/---

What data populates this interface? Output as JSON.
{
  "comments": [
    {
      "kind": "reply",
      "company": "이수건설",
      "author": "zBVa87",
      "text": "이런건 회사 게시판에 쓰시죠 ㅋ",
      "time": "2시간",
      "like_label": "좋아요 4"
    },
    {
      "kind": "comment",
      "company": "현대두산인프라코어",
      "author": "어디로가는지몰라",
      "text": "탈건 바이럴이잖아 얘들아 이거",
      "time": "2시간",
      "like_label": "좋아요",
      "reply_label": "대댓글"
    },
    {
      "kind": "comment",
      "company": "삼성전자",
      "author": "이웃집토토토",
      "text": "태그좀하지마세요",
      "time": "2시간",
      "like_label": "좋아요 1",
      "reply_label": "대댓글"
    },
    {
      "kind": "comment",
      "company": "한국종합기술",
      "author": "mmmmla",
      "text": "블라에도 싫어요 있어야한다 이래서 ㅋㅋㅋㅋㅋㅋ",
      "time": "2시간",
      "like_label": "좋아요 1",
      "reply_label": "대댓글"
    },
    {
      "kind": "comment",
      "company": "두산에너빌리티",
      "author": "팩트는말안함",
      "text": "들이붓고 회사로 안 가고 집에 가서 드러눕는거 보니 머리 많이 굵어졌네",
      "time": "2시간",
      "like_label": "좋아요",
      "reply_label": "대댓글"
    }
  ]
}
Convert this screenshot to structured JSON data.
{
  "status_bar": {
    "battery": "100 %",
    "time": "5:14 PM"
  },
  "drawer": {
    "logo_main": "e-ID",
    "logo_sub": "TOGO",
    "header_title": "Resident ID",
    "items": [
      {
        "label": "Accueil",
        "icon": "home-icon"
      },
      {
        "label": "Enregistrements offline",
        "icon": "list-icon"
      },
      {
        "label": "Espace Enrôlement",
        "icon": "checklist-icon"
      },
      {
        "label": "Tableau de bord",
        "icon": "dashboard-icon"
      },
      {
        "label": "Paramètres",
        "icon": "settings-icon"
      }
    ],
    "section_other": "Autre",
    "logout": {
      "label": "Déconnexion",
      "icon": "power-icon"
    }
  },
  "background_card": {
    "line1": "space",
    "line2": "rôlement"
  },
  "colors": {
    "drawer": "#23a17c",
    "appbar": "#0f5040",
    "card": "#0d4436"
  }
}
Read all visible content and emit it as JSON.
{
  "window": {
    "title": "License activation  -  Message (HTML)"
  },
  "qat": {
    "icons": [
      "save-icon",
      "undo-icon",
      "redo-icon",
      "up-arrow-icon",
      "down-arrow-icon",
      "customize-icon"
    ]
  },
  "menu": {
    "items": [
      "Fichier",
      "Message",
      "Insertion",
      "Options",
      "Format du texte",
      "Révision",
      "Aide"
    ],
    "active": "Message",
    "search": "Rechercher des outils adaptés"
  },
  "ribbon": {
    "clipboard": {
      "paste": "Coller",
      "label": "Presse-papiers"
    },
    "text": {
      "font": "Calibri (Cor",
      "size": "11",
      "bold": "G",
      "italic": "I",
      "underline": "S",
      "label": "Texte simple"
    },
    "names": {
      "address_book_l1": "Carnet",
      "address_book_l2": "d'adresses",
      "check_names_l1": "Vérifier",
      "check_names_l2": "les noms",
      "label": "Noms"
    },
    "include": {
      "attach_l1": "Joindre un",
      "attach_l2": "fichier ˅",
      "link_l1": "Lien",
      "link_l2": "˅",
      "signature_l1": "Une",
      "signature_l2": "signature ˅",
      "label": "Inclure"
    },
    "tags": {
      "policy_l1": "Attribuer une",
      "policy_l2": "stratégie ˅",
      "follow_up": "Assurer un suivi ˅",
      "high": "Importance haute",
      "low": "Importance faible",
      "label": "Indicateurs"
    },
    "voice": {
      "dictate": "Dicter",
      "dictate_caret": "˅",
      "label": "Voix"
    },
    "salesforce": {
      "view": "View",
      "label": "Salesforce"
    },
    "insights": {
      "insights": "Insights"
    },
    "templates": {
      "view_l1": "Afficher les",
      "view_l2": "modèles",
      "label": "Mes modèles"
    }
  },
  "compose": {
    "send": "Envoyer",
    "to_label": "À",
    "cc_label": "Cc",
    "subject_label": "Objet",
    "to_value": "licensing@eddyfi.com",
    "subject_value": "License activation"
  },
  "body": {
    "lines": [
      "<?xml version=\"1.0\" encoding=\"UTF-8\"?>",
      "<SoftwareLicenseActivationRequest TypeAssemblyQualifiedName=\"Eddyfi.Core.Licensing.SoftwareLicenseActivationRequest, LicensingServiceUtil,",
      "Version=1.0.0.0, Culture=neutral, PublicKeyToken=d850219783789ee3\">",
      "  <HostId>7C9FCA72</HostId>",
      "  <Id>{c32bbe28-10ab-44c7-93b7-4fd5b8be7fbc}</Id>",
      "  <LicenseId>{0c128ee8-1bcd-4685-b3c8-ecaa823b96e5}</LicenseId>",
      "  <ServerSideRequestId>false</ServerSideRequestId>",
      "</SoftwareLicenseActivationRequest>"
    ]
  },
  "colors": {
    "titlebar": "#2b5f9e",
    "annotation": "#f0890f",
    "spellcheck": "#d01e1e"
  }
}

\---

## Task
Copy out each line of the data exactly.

## Exercise output
What data populates this interface? Output as JSON.
{
  "comments": [
    {
      "kind": "reply",
      "company": "이수건설",
      "author": "zBVa87",
      "text": "이런건 회사 게시판에 쓰시죠 ㅋ",
      "time": "2시간",
      "like_label": "좋아요 4"
    },
    {
      "kind": "comment",
      "company": "현대두산인프라코어",
      "author": "어디로가는지몰라",
      "text": "탈건 바이럴이잖아 얘들아 이거",
      "time": "2시간",
      "like_label": "좋아요",
      "reply_label": "대댓글"
    },
    {
      "kind": "comment",
      "company": "삼성전자",
      "author": "이웃집토토토",
      "text": "태그좀하지마세요",
      "time": "2시간",
      "like_label": "좋아요 1",
      "reply_label": "대댓글"
    },
    {
      "kind": "comment",
      "company": "한국종합기술",
      "author": "mmmmla",
      "text": "블라에도 싫어요 있어야한다 이래서 ㅋㅋㅋㅋㅋㅋ",
      "time": "2시간",
      "like_label": "좋아요 1",
      "reply_label": "대댓글"
    },
    {
      "kind": "comment",
      "company": "두산에너빌리티",
      "author": "팩트는말안함",
      "text": "들이붓고 회사로 안 가고 집에 가서 드러눕는거 보니 머리 많이 굵어졌네",
      "time": "2시간",
      "like_label": "좋아요",
      "reply_label": "대댓글"
    }
  ]
}
Convert this screenshot to structured JSON data.
{
  "status_bar": {
    "battery": "100 %",
    "time": "5:14 PM"
  },
  "drawer": {
    "logo_main": "e-ID",
    "logo_sub": "TOGO",
    "header_title": "Resident ID",
    "items": [
      {
        "label": "Accueil",
        "icon": "home-icon"
      },
      {
        "label": "Enregistrements offline",
        "icon": "list-icon"
      },
      {
        "label": "Espace Enrôlement",
        "icon": "checklist-icon"
      },
      {
        "label": "Tableau de bord",
        "icon": "dashboard-icon"
      },
      {
        "label": "Paramètres",
        "icon": "settings-icon"
      }
    ],
    "section_other": "Autre",
    "logout": {
      "label": "Déconnexion",
      "icon": "power-icon"
    }
  },
  "background_card": {
    "line1": "space",
    "line2": "rôlement"
  },
  "colors": {
    "drawer": "#23a17c",
    "appbar": "#0f5040",
    "card": "#0d4436"
  }
}
Read all visible content and emit it as JSON.
{
  "window": {
    "title": "License activation  -  Message (HTML)"
  },
  "qat": {
    "icons": [
      "save-icon",
      "undo-icon",
      "redo-icon",
      "up-arrow-icon",
      "down-arrow-icon",
      "customize-icon"
    ]
  },
  "menu": {
    "items": [
      "Fichier",
      "Message",
      "Insertion",
      "Options",
      "Format du texte",
      "Révision",
      "Aide"
    ],
    "active": "Message",
    "search": "Rechercher des outils adaptés"
  },
  "ribbon": {
    "clipboard": {
      "paste": "Coller",
      "label": "Presse-papiers"
    },
    "text": {
      "font": "Calibri (Cor",
      "size": "11",
      "bold": "G",
      "italic": "I",
      "underline": "S",
      "label": "Texte simple"
    },
    "names": {
      "address_book_l1": "Carnet",
      "address_book_l2": "d'adresses",
      "check_names_l1": "Vérifier",
      "check_names_l2": "les noms",
      "label": "Noms"
    },
    "include": {
      "attach_l1": "Joindre un",
      "attach_l2": "fichier ˅",
      "link_l1": "Lien",
      "link_l2": "˅",
      "signature_l1": "Une",
      "signature_l2": "signature ˅",
      "label": "Inclure"
    },
    "tags": {
      "policy_l1": "Attribuer une",
      "policy_l2": "stratégie ˅",
      "follow_up": "Assurer un suivi ˅",
      "high": "Importance haute",
      "low": "Importance faible",
      "label": "Indicateurs"
    },
    "voice": {
      "dictate": "Dicter",
      "dictate_caret": "˅",
      "label": "Voix"
    },
    "salesforce": {
      "view": "View",
      "label": "Salesforce"
    },
    "insights": {
      "insights": "Insights"
    },
    "templates": {
      "view_l1": "Afficher les",
      "view_l2": "modèles",
      "label": "Mes modèles"
    }
  },
  "compose": {
    "send": "Envoyer",
    "to_label": "À",
    "cc_label": "Cc",
    "subject_label": "Objet",
    "to_value": "licensing@eddyfi.com",
    "subject_value": "License activation"
  },
  "body": {
    "lines": [
      "<?xml version=\"1.0\" encoding=\"UTF-8\"?>",
      "<SoftwareLicenseActivationRequest TypeAssemblyQualifiedName=\"Eddyfi.Core.Licensing.SoftwareLicenseActivationRequest, LicensingServiceUtil,",
      "Version=1.0.0.0, Culture=neutral, PublicKeyToken=d850219783789ee3\">",
      "  <HostId>7C9FCA72</HostId>",
      "  <Id>{c32bbe28-10ab-44c7-93b7-4fd5b8be7fbc}</Id>",
      "  <LicenseId>{0c128ee8-1bcd-4685-b3c8-ecaa823b96e5}</LicenseId>",
      "  <ServerSideRequestId>false</ServerSideRequestId>",
      "</SoftwareLicenseActivationRequest>"
    ]
  },
  "colors": {
    "titlebar": "#2b5f9e",
    "annotation": "#f0890f",
    "spellcheck": "#d01e1e"
  }
}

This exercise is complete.